With the firing of the first torpedo, the Tuscania sank. Soldiers struggled to reach lifeboats which were in danger of being crushed by the listing ship. Some men were rescued by other vessels in the convoy, but many were cast adrift on the waves, just off the rocky shores of the Oa.
Over 200 young men were to lose their lives in the sinking of the Tuscania. This was the largest single loss of American life since the Civil War, and news of the disaster rocked the United States to its core. And for Islay, the impact of the sinking of the Tuscania was profound. Hundreds of young Islay men had already been lost to the war, and the disaster brought the conflict home to the island in the most terrible way imaginable. In the archive of The Museum of Islay Life are poignant memoirs, letters and albums which document the events of that awful night. Islay photographer, Archibald Cameron, recalled how a “shudder of horror went through the hearts of our fellow islanders as in the grey dawn of morning they found the shores strewn with the bodies of the unfortunate victims. The bodies were tenderly collected and every effort made to procure their identity. Large crowds gathered to pay their tribute of respect to the fallen, and after solemn services, the bodies were reverently laid to rest.”

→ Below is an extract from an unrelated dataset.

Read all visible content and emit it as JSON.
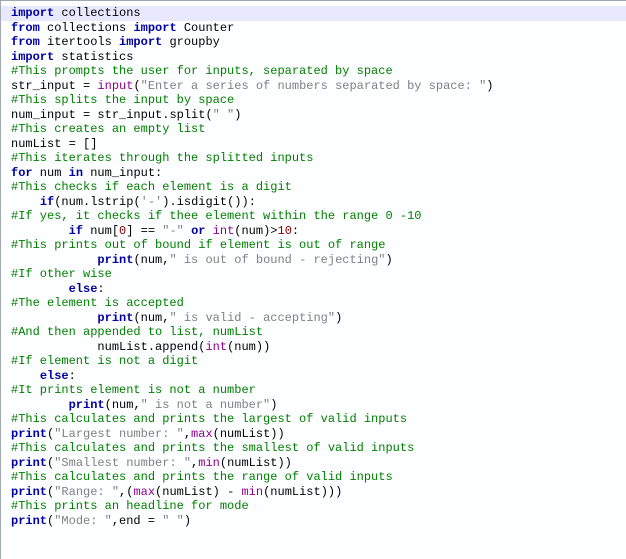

One location for the graves of the men lost in the disaster was at Killeyan.
The archive also includes moving accounts of the incredible efforts of Islay folk to save and care for the Tuscania’s survivors. Farmers Robert Morrison and Duncan Campbell spent the entire night of February 5th rescuing men from the treacherous cliffs and shores of the Oa, and were later awarded OBEs for their bravery. Mrs A Currie of Port Ellen looked after several survivors, and later received a letter of thanks from the governor of California, for the kindness she’d displayed: “I am told that you personally treated the boys with the same sympathy and tenderness that their own mother would have used.”
“The shock of the Great War has vibrated to the ends of the earth,” wrote Archibald Cameron in his photographic album commemorating the disaster, “and common suffering has made the whole world kin.”
In 1920, the bodies of the dead were repatriated from Islay to the United States, and the American Red Cross erected a monument on The Oa to their memory.
Standing on the cliff-face, high above the sea and overlooking the spot where the Tuscania sank (and where its wreck still lies), the monument has a hopeful beacon-like appearance. It can be seen from many spots in Islay, but its cliffside location rewards a walk, and some reflection upon the kinship and common suffering it represents.
The plaque reads: “A tribute from Woodrow Wilson, President of the United States of America to the memory of his fellow citizens who gave their lives in nearby waters.”
Tom shot these thought-provoking photographs around the Oa’s American Monument while we were working on our Islay book . . .